> **Required action**: Report all lines of the records that contain "this".

> **Extracted data**:

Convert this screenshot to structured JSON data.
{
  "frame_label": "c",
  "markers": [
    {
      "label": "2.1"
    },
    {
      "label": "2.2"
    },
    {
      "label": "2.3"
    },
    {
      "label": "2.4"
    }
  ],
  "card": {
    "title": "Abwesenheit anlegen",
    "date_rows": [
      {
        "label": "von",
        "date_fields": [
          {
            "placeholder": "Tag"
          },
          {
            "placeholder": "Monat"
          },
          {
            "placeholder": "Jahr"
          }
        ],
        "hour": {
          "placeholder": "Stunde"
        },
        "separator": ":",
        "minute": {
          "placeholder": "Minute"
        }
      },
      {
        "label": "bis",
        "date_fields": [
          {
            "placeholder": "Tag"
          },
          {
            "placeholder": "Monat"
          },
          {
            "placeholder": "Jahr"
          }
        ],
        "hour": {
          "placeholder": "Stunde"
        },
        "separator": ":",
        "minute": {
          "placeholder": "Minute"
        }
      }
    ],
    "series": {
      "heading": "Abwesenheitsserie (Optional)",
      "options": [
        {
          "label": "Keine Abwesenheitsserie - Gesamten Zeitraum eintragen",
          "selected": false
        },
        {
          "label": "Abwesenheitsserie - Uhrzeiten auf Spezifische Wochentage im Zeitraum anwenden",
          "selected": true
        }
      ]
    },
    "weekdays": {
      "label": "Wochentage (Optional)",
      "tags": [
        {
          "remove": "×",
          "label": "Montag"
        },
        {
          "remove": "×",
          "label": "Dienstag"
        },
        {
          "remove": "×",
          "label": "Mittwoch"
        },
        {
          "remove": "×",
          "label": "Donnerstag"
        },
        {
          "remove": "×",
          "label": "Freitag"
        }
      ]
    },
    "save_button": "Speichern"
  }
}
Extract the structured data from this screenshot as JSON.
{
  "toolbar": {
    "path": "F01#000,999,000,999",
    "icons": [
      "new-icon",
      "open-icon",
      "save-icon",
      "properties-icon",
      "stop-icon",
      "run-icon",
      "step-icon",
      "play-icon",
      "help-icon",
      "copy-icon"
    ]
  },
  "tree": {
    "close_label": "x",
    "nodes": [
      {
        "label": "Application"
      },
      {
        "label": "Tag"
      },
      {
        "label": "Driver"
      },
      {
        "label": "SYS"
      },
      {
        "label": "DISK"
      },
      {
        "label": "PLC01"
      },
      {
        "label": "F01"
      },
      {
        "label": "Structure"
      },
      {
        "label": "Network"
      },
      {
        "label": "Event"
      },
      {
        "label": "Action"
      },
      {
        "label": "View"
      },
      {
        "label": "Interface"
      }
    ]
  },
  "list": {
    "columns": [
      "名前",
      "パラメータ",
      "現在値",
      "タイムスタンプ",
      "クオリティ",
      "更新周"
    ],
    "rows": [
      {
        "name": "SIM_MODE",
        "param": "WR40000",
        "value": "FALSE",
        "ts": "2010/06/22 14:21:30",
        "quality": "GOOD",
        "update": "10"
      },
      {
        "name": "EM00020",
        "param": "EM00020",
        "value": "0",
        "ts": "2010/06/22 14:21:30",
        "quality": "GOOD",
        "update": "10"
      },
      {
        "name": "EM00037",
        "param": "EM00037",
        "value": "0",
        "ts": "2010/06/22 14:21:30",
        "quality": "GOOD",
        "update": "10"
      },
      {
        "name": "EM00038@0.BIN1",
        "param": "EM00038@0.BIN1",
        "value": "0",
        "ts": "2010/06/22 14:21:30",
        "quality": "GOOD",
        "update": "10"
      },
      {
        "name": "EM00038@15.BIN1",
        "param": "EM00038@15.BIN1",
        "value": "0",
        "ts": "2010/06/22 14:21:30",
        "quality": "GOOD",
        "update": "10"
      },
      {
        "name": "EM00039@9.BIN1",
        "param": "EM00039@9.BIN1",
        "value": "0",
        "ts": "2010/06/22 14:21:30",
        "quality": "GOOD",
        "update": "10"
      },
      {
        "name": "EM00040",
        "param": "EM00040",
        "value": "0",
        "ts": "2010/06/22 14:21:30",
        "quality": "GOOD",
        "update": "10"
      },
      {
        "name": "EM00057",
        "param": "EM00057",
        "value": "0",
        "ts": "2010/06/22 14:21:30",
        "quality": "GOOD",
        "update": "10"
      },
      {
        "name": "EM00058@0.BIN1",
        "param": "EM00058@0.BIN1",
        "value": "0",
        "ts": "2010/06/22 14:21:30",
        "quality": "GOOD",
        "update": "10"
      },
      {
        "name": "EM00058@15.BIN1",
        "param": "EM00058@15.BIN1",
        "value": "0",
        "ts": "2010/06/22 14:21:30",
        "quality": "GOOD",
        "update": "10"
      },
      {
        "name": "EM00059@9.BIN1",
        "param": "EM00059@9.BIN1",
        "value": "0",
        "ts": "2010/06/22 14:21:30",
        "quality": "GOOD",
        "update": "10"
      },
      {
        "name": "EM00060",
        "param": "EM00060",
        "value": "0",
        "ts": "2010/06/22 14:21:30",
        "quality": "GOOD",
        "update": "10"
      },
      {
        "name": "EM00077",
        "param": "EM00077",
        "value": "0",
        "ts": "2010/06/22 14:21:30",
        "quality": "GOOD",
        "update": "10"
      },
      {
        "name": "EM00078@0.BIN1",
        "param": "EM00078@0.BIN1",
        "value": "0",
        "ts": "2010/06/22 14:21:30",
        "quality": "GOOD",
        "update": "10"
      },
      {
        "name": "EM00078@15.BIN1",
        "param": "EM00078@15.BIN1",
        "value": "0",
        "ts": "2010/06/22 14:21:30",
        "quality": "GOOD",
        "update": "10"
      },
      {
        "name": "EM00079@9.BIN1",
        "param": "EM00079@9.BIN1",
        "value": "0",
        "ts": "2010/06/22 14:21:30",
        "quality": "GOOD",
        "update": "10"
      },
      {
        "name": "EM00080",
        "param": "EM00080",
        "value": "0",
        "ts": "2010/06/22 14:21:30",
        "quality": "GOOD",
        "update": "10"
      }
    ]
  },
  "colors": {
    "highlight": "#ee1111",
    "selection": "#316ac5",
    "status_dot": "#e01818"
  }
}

> **Reply to the exercise**:
Convert this screenshot to structured JSON data.
Extract the structured data from this screenshot as JSON.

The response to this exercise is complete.